> _THE TASK_:
Take each line below that has "JSON" and copy it.

> _WORKING DATA_:
====

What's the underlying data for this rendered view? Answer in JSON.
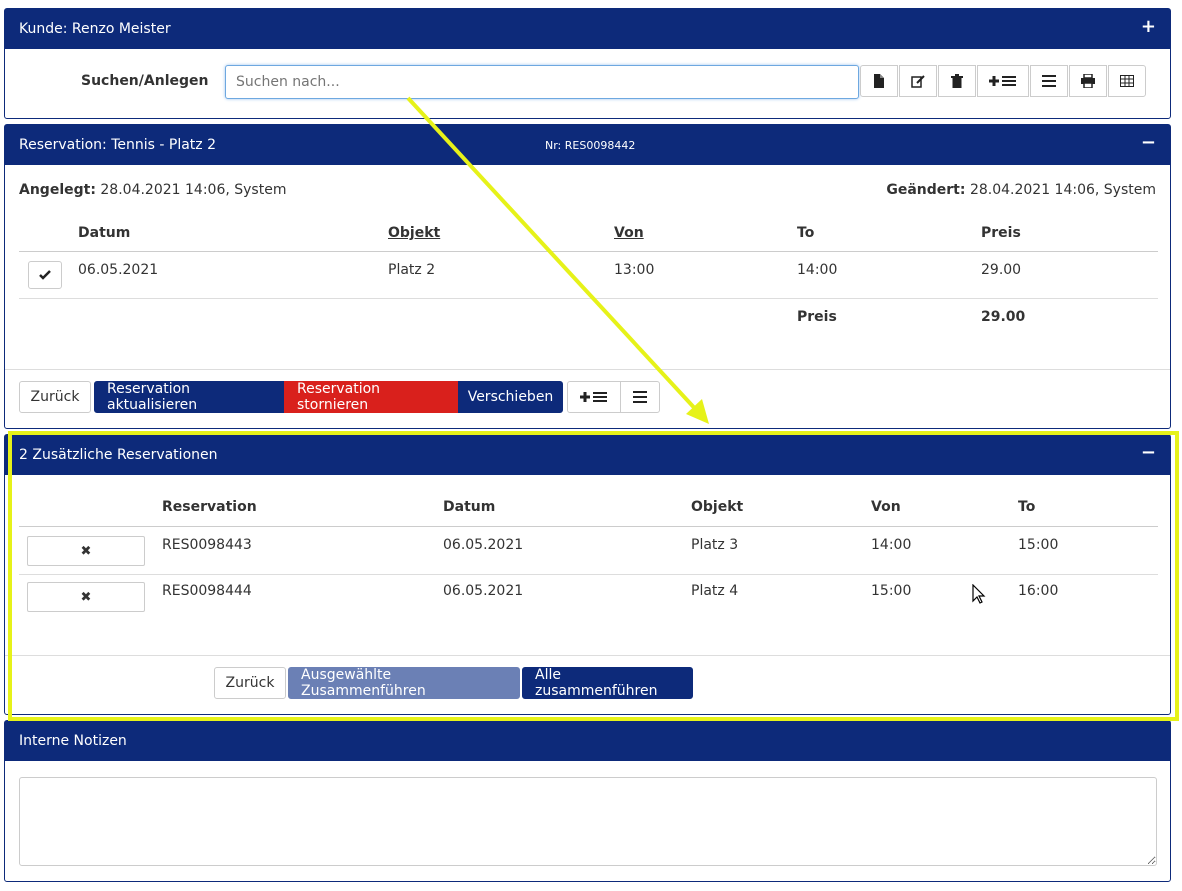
{
  "customer_panel": {
    "title": "Kunde: Renzo Meister",
    "toggle": "+",
    "search_label": "Suchen/Anlegen",
    "search_placeholder": "Suchen nach...",
    "toolbar_icons": [
      "new-document-icon",
      "edit-icon",
      "trash-icon",
      "add-list-icon",
      "list-icon",
      "print-icon",
      "table-icon"
    ]
  },
  "reservation_panel": {
    "title": "Reservation: Tennis - Platz 2",
    "number": "Nr: RES0098442",
    "toggle": "−",
    "created_label": "Angelegt:",
    "created_value": "28.04.2021 14:06, System",
    "changed_label": "Geändert:",
    "changed_value": "28.04.2021 14:06, System",
    "columns": [
      "Datum",
      "Objekt",
      "Von",
      "To",
      "Preis"
    ],
    "row": {
      "datum": "06.05.2021",
      "objekt": "Platz 2",
      "von": "13:00",
      "to": "14:00",
      "preis": "29.00"
    },
    "total_label": "Preis",
    "total_value": "29.00",
    "buttons": {
      "back": "Zurück",
      "update": "Reservation aktualisieren",
      "cancel": "Reservation stornieren",
      "move": "Verschieben"
    }
  },
  "additional_panel": {
    "title": "2 Zusätzliche Reservationen",
    "toggle": "−",
    "columns": [
      "Reservation",
      "Datum",
      "Objekt",
      "Von",
      "To"
    ],
    "rows": [
      {
        "reservation": "RES0098443",
        "datum": "06.05.2021",
        "objekt": "Platz 3",
        "von": "14:00",
        "to": "15:00"
      },
      {
        "reservation": "RES0098444",
        "datum": "06.05.2021",
        "objekt": "Platz 4",
        "von": "15:00",
        "to": "16:00"
      }
    ],
    "buttons": {
      "back": "Zurück",
      "merge_selected": "Ausgewählte Zusammenführen",
      "merge_all": "Alle zusammenführen"
    }
  },
  "notes_panel": {
    "title": "Interne Notizen"
  },
  "colors": {
    "header": "#0d2a7a",
    "danger": "#d9201c",
    "highlight": "#e6f219"
  }
}
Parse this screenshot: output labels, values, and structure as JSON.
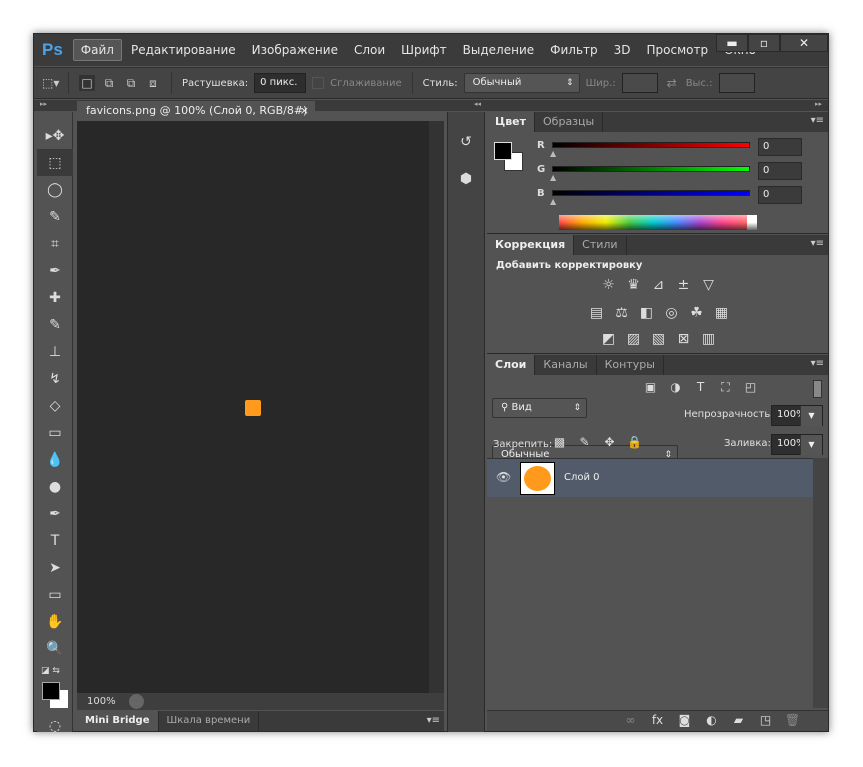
{
  "app": {
    "logo": "Ps",
    "menu": [
      "Файл",
      "Редактирование",
      "Изображение",
      "Слои",
      "Шрифт",
      "Выделение",
      "Фильтр",
      "3D",
      "Просмотр",
      "Окно"
    ],
    "window_buttons": [
      "▬",
      "▫",
      "✕"
    ]
  },
  "options": {
    "feather_label": "Растушевка:",
    "feather_value": "0 пикс.",
    "antialias_label": "Сглаживание",
    "style_label": "Стиль:",
    "style_value": "Обычный",
    "width_label": "Шир.:",
    "height_label": "Выс.:"
  },
  "document": {
    "tab_title": "favicons.png @ 100% (Слой 0, RGB/8#)",
    "close": "×",
    "zoom": "100%"
  },
  "bottom_tabs": [
    "Mini Bridge",
    "Шкала времени"
  ],
  "tools": [
    "move-tool",
    "marquee-tool",
    "lasso-tool",
    "quick-select-tool",
    "crop-tool",
    "eyedropper-tool",
    "healing-tool",
    "brush-tool",
    "stamp-tool",
    "history-brush-tool",
    "eraser-tool",
    "gradient-tool",
    "blur-tool",
    "dodge-tool",
    "pen-tool",
    "type-tool",
    "path-select-tool",
    "shape-tool",
    "hand-tool",
    "zoom-tool"
  ],
  "color_panel": {
    "tabs": [
      "Цвет",
      "Образцы"
    ],
    "channels": [
      {
        "name": "R",
        "value": "0",
        "color": "#ff0000"
      },
      {
        "name": "G",
        "value": "0",
        "color": "#00ff00"
      },
      {
        "name": "B",
        "value": "0",
        "color": "#0000ff"
      }
    ],
    "foreground": "#000000",
    "background": "#ffffff"
  },
  "adjust_panel": {
    "tabs": [
      "Коррекция",
      "Стили"
    ],
    "heading": "Добавить корректировку"
  },
  "layers_panel": {
    "tabs": [
      "Слои",
      "Каналы",
      "Контуры"
    ],
    "filter": "Вид",
    "blend": "Обычные",
    "opacity_label": "Непрозрачность:",
    "opacity": "100%",
    "lock_label": "Закрепить:",
    "fill_label": "Заливка:",
    "fill": "100%",
    "layers": [
      {
        "name": "Слой 0",
        "visible": true,
        "selected": true
      }
    ]
  }
}
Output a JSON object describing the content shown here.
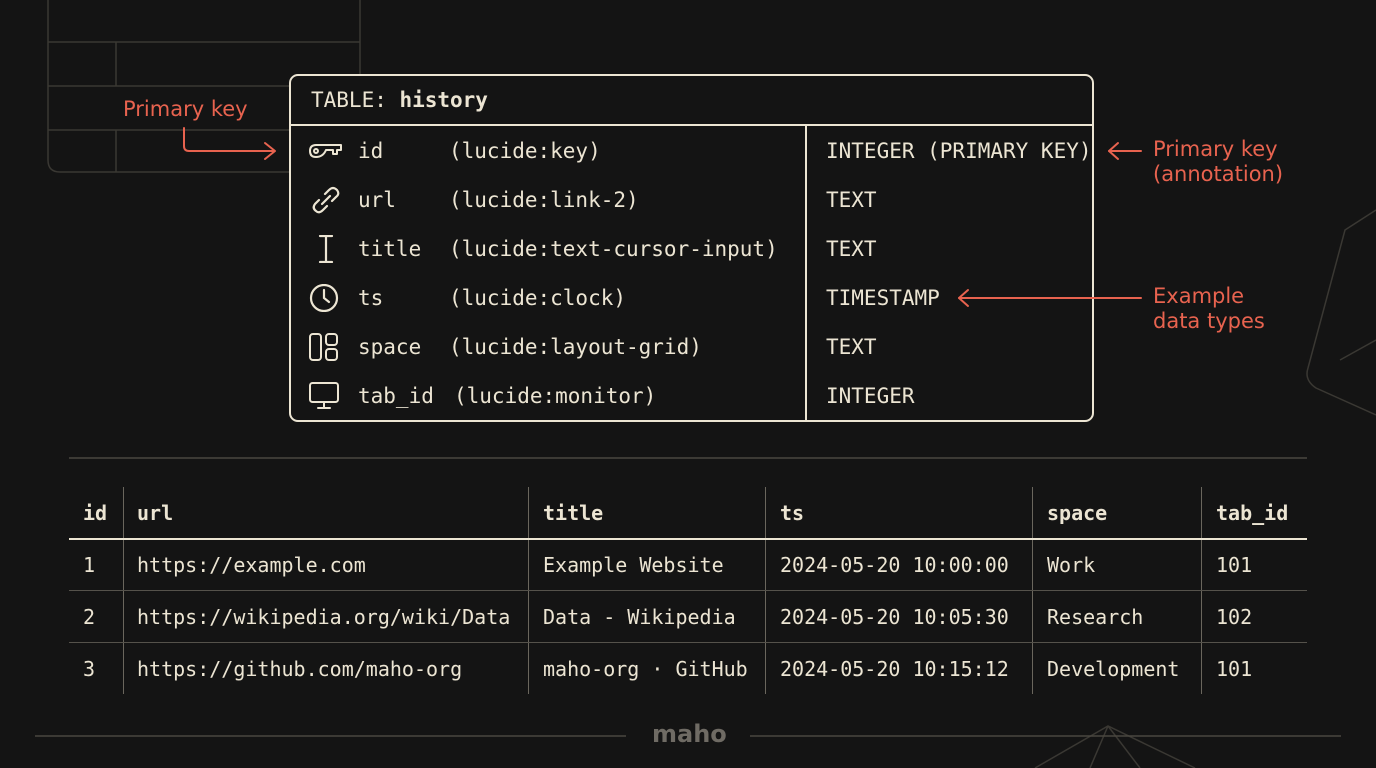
{
  "schema": {
    "title_prefix": "TABLE:",
    "table_name": "history",
    "columns": [
      {
        "name": "id",
        "icon_ref": "(lucide:key)",
        "type": "INTEGER (PRIMARY KEY)",
        "icon": "key-icon"
      },
      {
        "name": "url",
        "icon_ref": "(lucide:link-2)",
        "type": "TEXT",
        "icon": "link-icon"
      },
      {
        "name": "title",
        "icon_ref": "(lucide:text-cursor-input)",
        "type": "TEXT",
        "icon": "text-cursor-icon"
      },
      {
        "name": "ts",
        "icon_ref": "(lucide:clock)",
        "type": "TIMESTAMP",
        "icon": "clock-icon"
      },
      {
        "name": "space",
        "icon_ref": "(lucide:layout-grid)",
        "type": "TEXT",
        "icon": "layout-grid-icon"
      },
      {
        "name": "tab_id",
        "icon_ref": "(lucide:monitor)",
        "type": "INTEGER",
        "icon": "monitor-icon"
      }
    ]
  },
  "annotations": {
    "left_primary_key": "Primary key",
    "right_primary_key_line1": "Primary key",
    "right_primary_key_line2": "(annotation)",
    "example_types_line1": "Example",
    "example_types_line2": "data types"
  },
  "data_table": {
    "headers": [
      "id",
      "url",
      "title",
      "ts",
      "space",
      "tab_id"
    ],
    "rows": [
      [
        "1",
        "https://example.com",
        "Example Website",
        "2024-05-20 10:00:00",
        "Work",
        "101"
      ],
      [
        "2",
        "https://wikipedia.org/wiki/Data",
        "Data - Wikipedia",
        "2024-05-20 10:05:30",
        "Research",
        "102"
      ],
      [
        "3",
        "https://github.com/maho-org",
        "maho-org · GitHub",
        "2024-05-20 10:15:12",
        "Development",
        "101"
      ]
    ]
  },
  "footer": {
    "logo": "maho"
  },
  "colors": {
    "background": "#141414",
    "foreground": "#ece5d3",
    "accent": "#e8634f",
    "muted": "#6f6b64"
  }
}
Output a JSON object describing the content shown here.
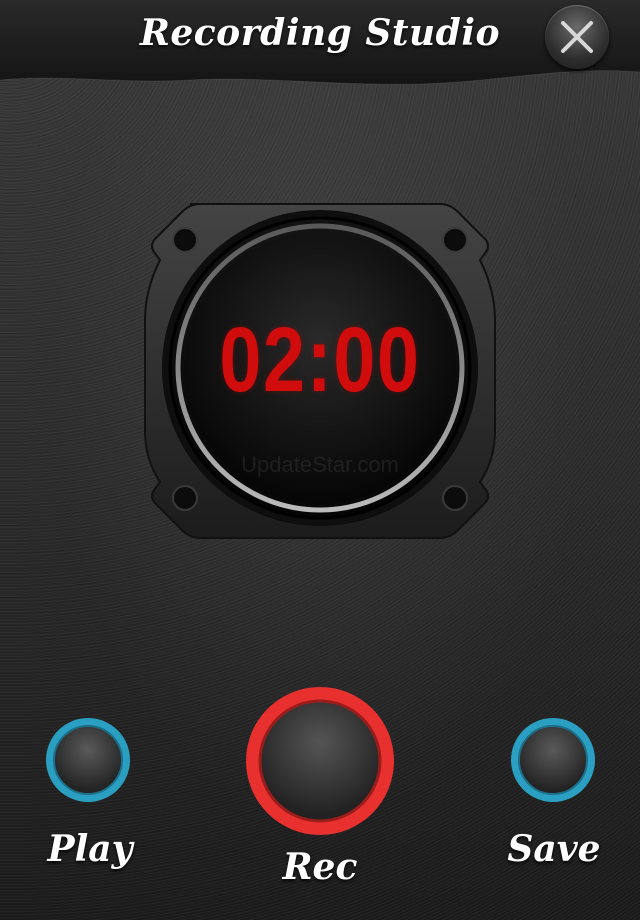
{
  "header": {
    "title": "Recording Studio",
    "close_icon": "close-x-icon"
  },
  "timer": {
    "display": "02:00",
    "watermark": "UpdateStar.com",
    "digit_color": "#d10c0c"
  },
  "controls": {
    "play": {
      "label": "Play",
      "ring_color": "#2a9fc2"
    },
    "rec": {
      "label": "Rec",
      "ring_color": "#e8312f"
    },
    "save": {
      "label": "Save",
      "ring_color": "#2a9fc2"
    }
  }
}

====

> _RESULT FOR THIS TASK_:
What's the underlying data for this rendered view? Answer in JSON.
Parse this screenshot: output labels, values, and structure as JSON.
Output a JSON object describing the content shown here.
Output a JSON object describing the content shown here.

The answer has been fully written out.